What the task requires:
Look through the lines below and extract each one that contains "name".

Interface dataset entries

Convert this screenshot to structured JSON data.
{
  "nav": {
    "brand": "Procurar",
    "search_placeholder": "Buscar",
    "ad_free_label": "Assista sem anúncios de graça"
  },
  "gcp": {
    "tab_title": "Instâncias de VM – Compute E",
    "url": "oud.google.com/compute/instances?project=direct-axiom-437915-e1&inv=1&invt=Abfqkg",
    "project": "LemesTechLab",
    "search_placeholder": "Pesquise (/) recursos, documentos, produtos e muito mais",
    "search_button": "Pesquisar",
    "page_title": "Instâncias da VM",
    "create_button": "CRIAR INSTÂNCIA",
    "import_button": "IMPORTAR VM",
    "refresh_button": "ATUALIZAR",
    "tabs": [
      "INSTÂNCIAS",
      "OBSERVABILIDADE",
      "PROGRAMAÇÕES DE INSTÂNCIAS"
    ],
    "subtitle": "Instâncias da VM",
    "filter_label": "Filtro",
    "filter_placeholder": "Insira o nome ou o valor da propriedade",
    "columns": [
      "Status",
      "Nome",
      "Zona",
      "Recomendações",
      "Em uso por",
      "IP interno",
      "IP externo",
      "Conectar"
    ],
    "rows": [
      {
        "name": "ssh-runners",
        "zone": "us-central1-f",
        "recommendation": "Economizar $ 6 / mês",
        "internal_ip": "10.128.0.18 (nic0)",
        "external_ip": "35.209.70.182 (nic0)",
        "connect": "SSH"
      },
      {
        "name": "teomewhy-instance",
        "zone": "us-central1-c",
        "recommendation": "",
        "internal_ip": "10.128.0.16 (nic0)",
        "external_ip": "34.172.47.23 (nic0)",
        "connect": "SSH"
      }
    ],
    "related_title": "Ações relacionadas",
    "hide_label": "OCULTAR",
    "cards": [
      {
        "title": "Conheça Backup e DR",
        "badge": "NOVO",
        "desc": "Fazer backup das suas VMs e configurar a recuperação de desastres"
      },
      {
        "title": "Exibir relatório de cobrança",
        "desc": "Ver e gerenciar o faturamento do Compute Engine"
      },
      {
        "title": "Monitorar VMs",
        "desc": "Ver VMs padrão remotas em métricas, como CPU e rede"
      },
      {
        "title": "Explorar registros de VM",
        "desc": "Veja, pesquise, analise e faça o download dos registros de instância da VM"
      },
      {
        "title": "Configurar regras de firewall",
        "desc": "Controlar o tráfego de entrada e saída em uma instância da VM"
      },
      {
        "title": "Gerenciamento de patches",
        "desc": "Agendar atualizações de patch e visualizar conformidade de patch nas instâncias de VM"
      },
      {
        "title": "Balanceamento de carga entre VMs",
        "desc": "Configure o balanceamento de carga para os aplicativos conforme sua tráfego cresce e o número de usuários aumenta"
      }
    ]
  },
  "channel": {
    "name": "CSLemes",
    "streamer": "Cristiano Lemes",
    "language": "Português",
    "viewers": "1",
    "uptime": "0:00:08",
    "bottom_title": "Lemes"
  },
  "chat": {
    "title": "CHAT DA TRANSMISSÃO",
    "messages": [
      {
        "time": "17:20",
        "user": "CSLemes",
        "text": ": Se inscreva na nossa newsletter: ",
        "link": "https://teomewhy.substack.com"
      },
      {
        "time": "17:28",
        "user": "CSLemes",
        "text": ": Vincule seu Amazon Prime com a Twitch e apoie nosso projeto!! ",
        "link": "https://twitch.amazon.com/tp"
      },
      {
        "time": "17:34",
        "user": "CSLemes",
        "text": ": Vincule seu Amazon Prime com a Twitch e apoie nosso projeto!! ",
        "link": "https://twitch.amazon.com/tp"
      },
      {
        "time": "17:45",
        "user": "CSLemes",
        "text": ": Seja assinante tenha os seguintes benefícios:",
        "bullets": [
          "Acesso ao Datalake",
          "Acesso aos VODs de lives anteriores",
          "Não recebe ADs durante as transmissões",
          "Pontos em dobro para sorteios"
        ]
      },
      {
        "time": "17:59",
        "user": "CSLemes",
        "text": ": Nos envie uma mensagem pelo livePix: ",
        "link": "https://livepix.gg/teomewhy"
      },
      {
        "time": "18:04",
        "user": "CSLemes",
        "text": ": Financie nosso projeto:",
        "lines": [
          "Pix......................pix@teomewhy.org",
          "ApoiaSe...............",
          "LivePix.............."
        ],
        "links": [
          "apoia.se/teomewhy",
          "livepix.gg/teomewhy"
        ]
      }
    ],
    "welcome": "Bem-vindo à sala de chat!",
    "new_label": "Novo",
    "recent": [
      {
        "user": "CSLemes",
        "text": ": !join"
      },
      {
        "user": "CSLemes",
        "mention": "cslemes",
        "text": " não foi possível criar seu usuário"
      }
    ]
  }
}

Response to this exercise:
        "name": "ssh-runners",
        "name": "teomewhy-instance",
    "name": "CSLemes",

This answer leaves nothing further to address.